THE TASK: Every line of the listing that follows must be written out unchanged.

"""

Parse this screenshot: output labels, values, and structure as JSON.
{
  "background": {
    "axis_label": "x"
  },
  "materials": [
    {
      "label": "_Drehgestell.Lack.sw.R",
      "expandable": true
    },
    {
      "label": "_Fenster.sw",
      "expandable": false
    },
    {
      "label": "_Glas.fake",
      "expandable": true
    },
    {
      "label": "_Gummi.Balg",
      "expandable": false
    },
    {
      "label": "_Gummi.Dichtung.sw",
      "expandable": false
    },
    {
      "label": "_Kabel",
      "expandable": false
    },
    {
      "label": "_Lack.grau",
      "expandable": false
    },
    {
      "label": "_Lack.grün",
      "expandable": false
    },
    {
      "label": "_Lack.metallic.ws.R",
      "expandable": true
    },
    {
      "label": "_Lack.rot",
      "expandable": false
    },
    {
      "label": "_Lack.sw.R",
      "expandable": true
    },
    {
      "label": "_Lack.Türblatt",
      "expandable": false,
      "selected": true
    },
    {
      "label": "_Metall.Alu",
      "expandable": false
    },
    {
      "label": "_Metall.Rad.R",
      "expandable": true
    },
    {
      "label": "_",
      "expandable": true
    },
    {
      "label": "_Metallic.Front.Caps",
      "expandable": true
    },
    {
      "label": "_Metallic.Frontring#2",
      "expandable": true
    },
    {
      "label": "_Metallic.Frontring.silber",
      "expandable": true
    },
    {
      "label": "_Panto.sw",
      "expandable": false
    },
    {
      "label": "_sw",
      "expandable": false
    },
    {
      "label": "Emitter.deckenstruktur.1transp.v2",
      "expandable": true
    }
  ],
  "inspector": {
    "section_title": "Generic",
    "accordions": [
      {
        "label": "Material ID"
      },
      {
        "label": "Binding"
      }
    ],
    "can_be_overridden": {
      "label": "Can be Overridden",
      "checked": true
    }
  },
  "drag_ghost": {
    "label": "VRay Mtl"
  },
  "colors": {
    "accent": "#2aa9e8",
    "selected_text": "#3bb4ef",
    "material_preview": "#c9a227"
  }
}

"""

TASK OUTPUT:
Parse this screenshot: output labels, values, and structure as JSON.
{
  "background": {
    "axis_label": "x"
  },
  "materials": [
    {
      "label": "_Drehgestell.Lack.sw.R",
      "expandable": true
    },
    {
      "label": "_Fenster.sw",
      "expandable": false
    },
    {
      "label": "_Glas.fake",
      "expandable": true
    },
    {
      "label": "_Gummi.Balg",
      "expandable": false
    },
    {
      "label": "_Gummi.Dichtung.sw",
      "expandable": false
    },
    {
      "label": "_Kabel",
      "expandable": false
    },
    {
      "label": "_Lack.grau",
      "expandable": false
    },
    {
      "label": "_Lack.grün",
      "expandable": false
    },
    {
      "label": "_Lack.metallic.ws.R",
      "expandable": true
    },
    {
      "label": "_Lack.rot",
      "expandable": false
    },
    {
      "label": "_Lack.sw.R",
      "expandable": true
    },
    {
      "label": "_Lack.Türblatt",
      "expandable": false,
      "selected": true
    },
    {
      "label": "_Metall.Alu",
      "expandable": false
    },
    {
      "label": "_Metall.Rad.R",
      "expandable": true
    },
    {
      "label": "_",
      "expandable": true
    },
    {
      "label": "_Metallic.Front.Caps",
      "expandable": true
    },
    {
      "label": "_Metallic.Frontring#2",
      "expandable": true
    },
    {
      "label": "_Metallic.Frontring.silber",
      "expandable": true
    },
    {
      "label": "_Panto.sw",
      "expandable": false
    },
    {
      "label": "_sw",
      "expandable": false
    },
    {
      "label": "Emitter.deckenstruktur.1transp.v2",
      "expandable": true
    }
  ],
  "inspector": {
    "section_title": "Generic",
    "accordions": [
      {
        "label": "Material ID"
      },
      {
        "label": "Binding"
      }
    ],
    "can_be_overridden": {
      "label": "Can be Overridden",
      "checked": true
    }
  },
  "drag_ghost": {
    "label": "VRay Mtl"
  },
  "colors": {
    "accent": "#2aa9e8",
    "selected_text": "#3bb4ef",
    "material_preview": "#c9a227"
  }
}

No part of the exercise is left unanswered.